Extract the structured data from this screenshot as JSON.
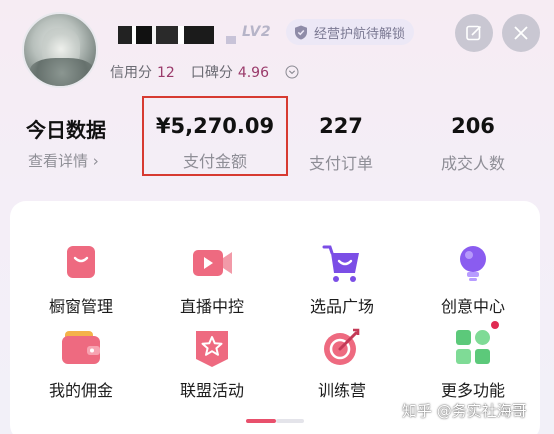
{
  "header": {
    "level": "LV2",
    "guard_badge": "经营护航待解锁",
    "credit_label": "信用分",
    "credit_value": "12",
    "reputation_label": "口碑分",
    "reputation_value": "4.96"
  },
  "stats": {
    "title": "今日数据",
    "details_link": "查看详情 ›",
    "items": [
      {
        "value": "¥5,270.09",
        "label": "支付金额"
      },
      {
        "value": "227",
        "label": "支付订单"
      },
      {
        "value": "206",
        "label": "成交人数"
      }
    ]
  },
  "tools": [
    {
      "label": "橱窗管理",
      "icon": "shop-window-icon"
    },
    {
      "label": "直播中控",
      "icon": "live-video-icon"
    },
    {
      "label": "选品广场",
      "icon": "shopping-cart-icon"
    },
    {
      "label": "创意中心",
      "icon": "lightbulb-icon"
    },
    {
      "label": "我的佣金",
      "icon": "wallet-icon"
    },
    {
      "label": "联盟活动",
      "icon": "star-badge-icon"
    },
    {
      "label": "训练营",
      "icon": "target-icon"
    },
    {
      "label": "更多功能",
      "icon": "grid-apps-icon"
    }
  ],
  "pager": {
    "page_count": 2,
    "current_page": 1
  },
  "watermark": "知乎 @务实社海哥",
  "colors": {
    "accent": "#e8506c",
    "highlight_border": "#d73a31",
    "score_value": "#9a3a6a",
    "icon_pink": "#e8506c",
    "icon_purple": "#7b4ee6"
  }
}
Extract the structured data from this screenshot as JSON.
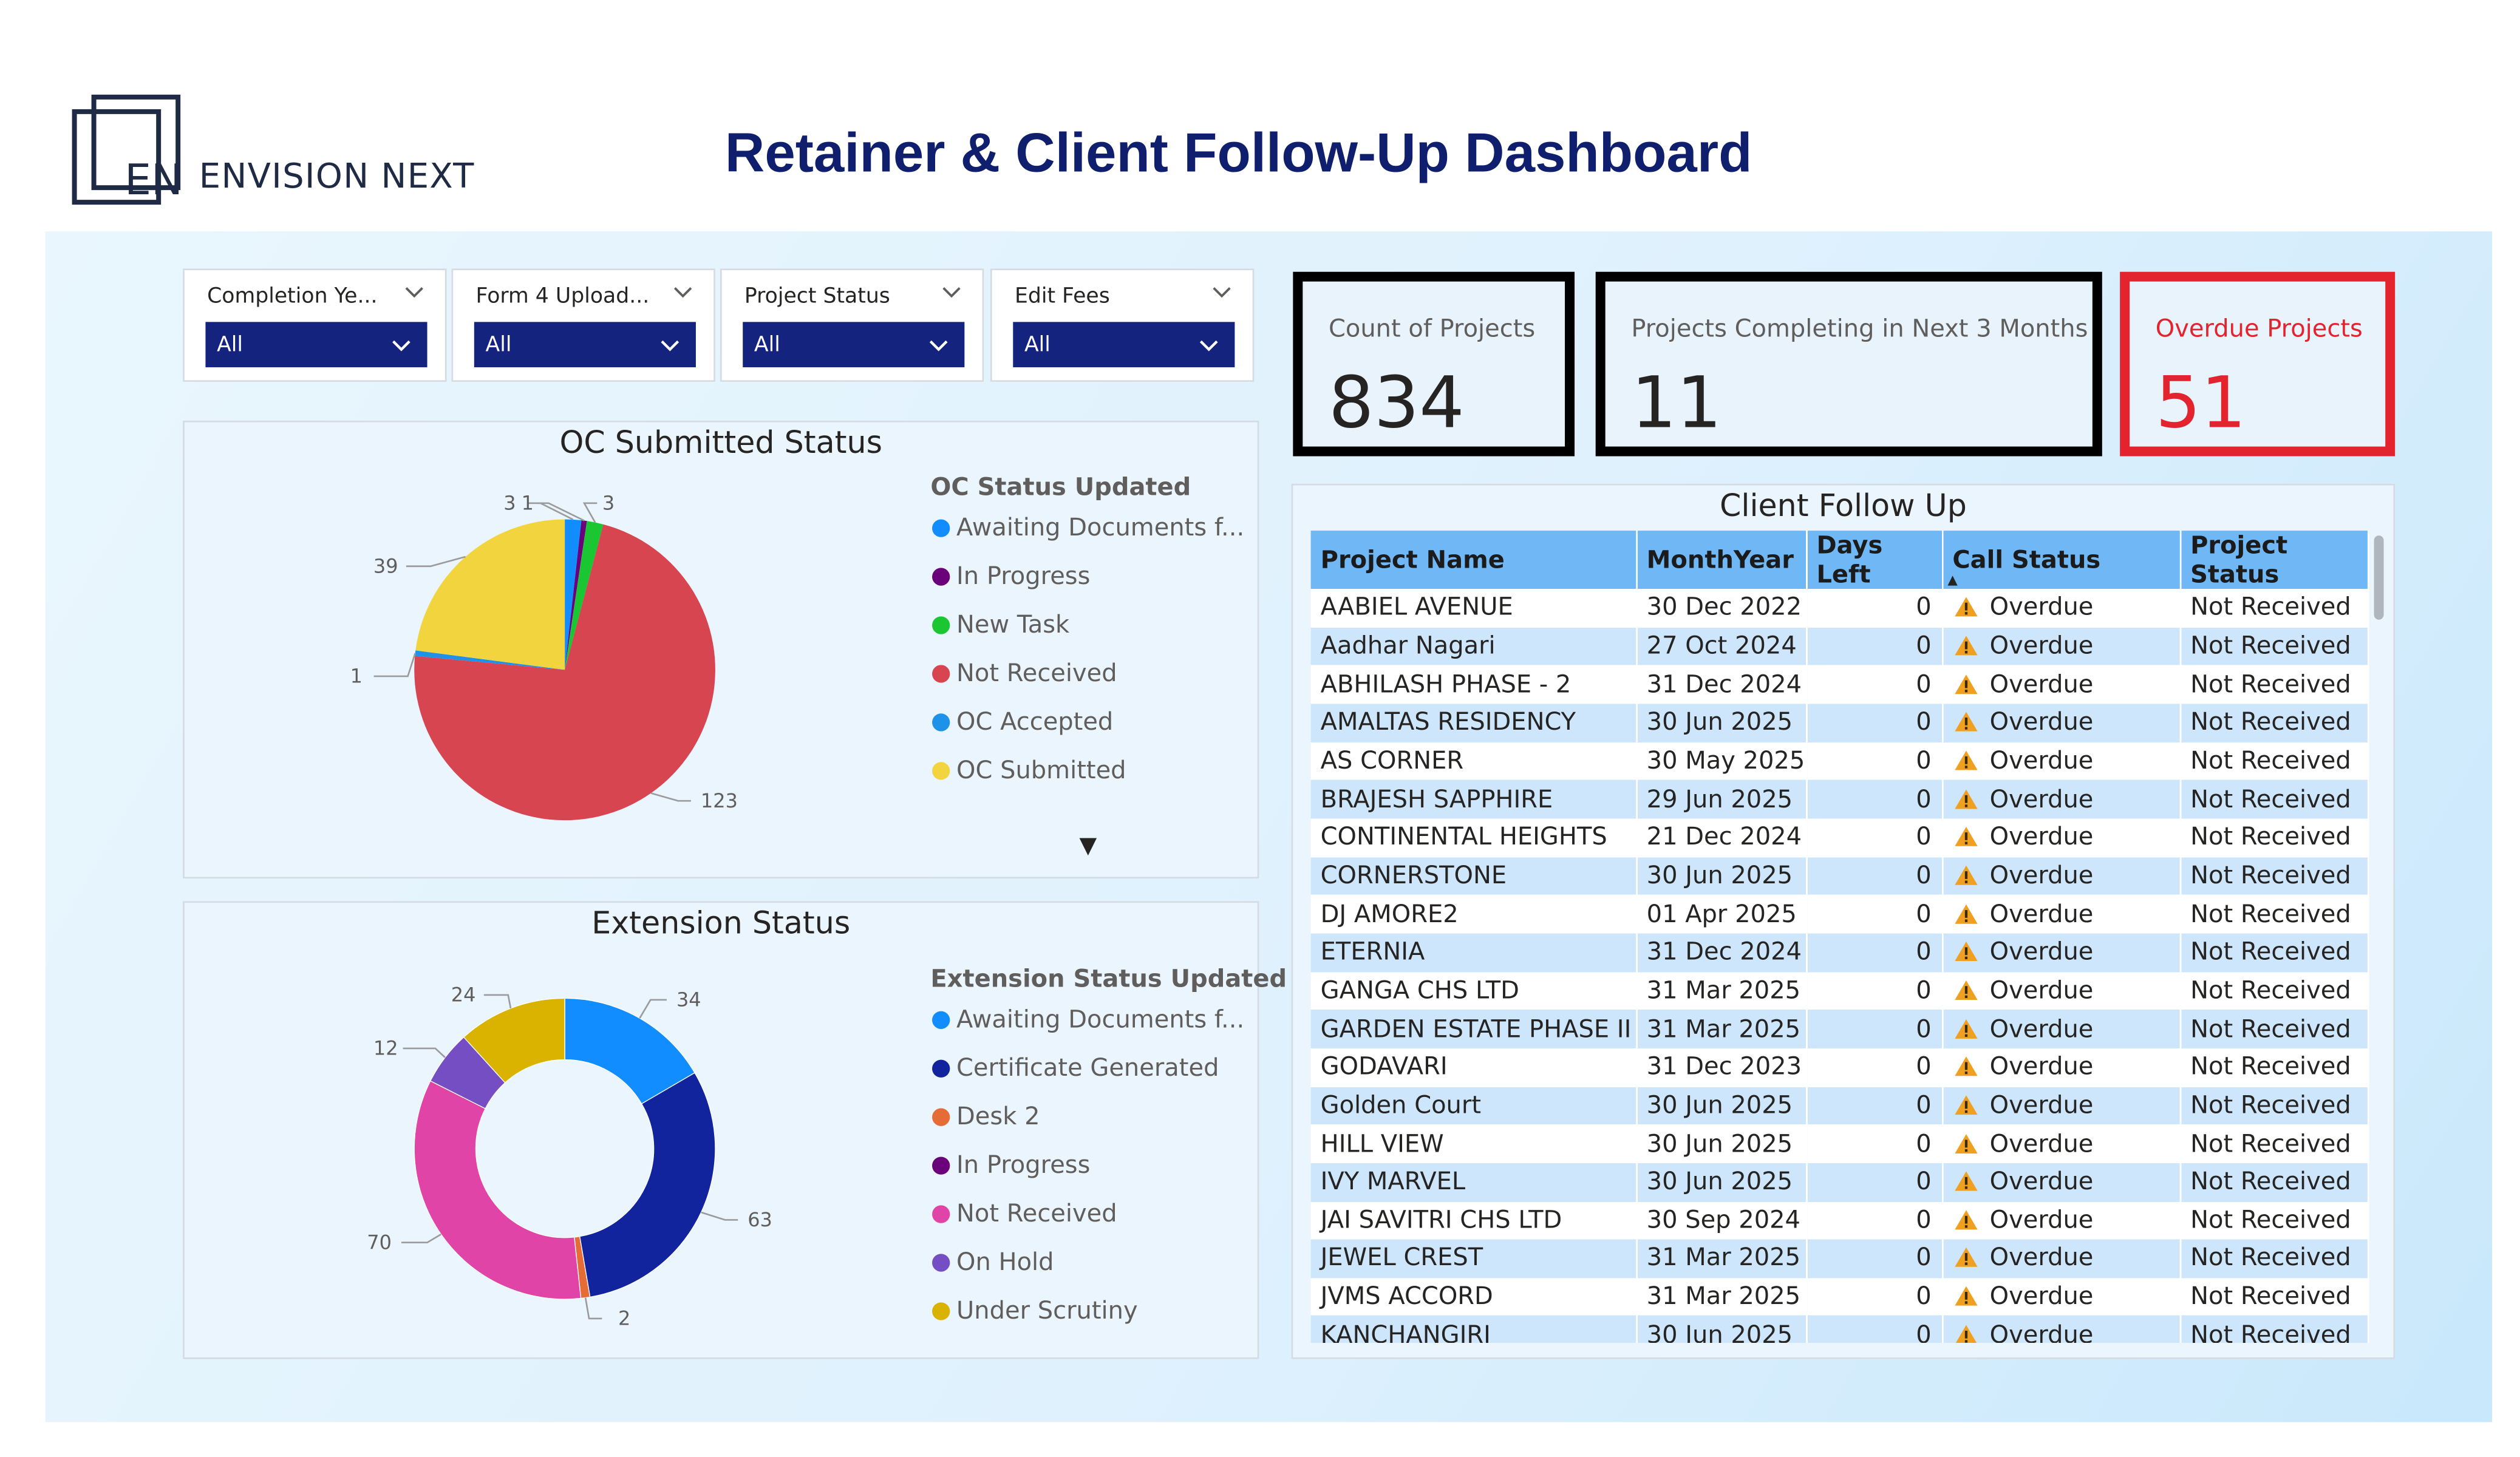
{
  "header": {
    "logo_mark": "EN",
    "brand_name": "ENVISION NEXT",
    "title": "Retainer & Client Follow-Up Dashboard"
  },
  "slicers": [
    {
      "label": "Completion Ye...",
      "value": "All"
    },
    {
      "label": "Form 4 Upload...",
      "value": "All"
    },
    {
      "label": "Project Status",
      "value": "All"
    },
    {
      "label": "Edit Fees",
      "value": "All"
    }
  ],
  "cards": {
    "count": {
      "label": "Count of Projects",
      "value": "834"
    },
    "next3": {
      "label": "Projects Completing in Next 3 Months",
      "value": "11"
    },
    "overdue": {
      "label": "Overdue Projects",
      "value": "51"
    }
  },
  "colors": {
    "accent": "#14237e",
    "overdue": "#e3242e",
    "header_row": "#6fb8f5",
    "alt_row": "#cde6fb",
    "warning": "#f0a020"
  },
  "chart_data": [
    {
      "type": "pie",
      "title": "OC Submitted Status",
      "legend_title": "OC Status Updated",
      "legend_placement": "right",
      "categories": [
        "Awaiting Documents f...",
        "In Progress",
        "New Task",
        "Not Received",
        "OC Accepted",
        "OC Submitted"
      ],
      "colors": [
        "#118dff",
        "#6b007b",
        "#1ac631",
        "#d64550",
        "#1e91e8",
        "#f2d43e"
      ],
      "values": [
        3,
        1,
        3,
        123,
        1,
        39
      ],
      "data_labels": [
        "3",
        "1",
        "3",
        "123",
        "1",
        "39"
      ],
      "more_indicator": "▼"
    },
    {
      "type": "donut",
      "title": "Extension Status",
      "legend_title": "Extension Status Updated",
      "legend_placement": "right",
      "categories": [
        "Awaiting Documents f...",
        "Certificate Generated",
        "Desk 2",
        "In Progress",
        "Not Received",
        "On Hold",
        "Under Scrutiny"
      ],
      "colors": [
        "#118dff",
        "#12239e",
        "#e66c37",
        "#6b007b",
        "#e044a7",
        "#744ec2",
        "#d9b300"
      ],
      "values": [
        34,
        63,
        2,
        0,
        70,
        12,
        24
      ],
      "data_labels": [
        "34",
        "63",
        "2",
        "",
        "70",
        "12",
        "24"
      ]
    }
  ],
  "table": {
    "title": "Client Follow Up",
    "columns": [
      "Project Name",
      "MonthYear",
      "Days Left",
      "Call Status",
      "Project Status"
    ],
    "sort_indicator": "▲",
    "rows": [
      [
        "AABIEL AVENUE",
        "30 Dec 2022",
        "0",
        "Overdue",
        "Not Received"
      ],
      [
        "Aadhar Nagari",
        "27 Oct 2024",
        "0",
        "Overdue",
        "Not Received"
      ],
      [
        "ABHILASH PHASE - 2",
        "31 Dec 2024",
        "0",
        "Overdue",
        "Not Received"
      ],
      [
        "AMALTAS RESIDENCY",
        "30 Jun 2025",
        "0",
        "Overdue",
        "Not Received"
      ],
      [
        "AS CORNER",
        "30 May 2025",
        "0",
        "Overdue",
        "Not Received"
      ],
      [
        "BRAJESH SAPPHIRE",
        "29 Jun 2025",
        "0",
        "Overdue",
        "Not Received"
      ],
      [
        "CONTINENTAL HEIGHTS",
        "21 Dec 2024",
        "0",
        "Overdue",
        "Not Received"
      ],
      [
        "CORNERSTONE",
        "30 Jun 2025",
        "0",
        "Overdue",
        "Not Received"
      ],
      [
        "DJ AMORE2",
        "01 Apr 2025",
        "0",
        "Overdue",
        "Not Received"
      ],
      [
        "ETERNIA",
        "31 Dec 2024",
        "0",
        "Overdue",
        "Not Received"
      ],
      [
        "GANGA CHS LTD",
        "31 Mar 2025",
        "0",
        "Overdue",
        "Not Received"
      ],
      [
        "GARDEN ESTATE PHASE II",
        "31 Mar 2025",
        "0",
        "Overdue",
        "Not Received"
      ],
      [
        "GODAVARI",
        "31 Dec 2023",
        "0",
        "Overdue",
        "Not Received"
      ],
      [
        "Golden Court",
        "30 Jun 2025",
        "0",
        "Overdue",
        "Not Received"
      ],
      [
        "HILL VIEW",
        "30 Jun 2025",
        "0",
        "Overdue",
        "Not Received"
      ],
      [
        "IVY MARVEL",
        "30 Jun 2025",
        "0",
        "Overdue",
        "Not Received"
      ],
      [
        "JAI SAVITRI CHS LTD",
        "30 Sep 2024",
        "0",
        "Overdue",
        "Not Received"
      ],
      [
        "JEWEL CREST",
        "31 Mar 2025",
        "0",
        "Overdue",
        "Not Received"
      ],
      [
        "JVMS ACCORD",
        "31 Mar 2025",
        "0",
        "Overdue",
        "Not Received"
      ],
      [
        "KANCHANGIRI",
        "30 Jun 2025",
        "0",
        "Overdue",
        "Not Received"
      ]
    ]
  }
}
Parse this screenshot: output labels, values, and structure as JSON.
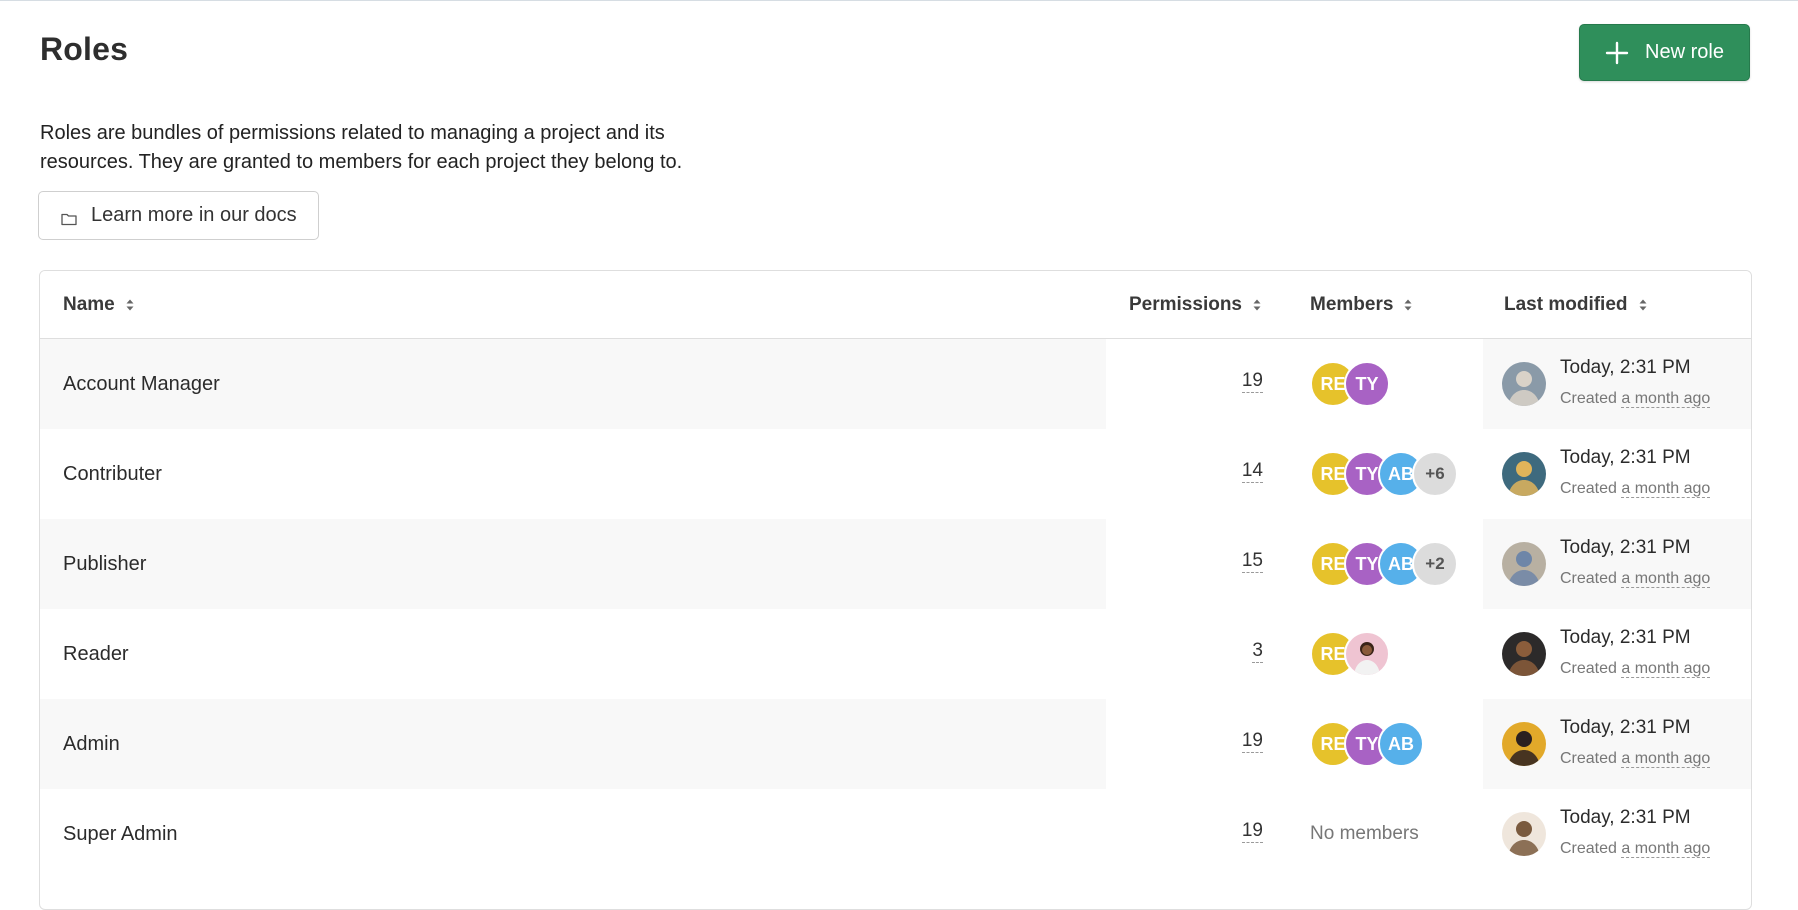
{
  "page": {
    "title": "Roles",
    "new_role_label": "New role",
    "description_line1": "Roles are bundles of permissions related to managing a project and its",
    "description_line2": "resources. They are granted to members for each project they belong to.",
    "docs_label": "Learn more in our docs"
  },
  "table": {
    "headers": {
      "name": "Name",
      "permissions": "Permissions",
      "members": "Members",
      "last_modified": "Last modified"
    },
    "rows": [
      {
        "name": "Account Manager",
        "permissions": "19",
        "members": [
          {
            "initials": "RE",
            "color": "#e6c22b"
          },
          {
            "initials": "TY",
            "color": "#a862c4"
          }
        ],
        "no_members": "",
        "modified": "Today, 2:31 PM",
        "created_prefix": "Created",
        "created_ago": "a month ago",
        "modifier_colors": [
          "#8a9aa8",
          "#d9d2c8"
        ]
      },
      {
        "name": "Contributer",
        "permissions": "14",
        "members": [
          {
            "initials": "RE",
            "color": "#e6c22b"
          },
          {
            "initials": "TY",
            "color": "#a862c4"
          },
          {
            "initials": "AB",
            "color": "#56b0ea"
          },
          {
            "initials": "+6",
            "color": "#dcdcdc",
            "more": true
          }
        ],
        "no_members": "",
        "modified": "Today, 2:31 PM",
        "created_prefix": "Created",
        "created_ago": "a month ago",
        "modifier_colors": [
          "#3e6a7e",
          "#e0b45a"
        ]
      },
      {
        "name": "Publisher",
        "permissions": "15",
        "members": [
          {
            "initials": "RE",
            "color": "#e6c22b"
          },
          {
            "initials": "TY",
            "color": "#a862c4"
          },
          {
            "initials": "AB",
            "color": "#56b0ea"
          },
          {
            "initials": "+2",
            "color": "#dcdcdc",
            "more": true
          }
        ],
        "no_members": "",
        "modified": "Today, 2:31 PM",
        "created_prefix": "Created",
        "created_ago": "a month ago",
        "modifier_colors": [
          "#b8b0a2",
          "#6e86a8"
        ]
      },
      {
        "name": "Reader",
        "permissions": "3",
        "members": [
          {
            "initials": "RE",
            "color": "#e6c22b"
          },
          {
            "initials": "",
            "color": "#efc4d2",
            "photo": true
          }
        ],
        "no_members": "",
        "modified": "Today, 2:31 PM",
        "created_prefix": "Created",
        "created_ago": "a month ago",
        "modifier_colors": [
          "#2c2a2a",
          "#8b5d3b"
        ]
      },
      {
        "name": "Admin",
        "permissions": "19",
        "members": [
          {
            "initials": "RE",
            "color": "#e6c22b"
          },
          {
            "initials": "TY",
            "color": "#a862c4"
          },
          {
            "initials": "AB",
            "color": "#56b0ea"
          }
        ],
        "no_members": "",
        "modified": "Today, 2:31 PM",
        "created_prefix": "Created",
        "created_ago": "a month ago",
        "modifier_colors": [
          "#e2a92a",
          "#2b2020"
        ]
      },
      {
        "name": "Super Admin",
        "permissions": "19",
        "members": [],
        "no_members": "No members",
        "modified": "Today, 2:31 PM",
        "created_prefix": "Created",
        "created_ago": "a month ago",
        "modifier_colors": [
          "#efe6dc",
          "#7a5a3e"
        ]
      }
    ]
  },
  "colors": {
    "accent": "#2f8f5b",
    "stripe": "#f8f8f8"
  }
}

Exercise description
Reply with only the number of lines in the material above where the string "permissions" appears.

Exercise result
8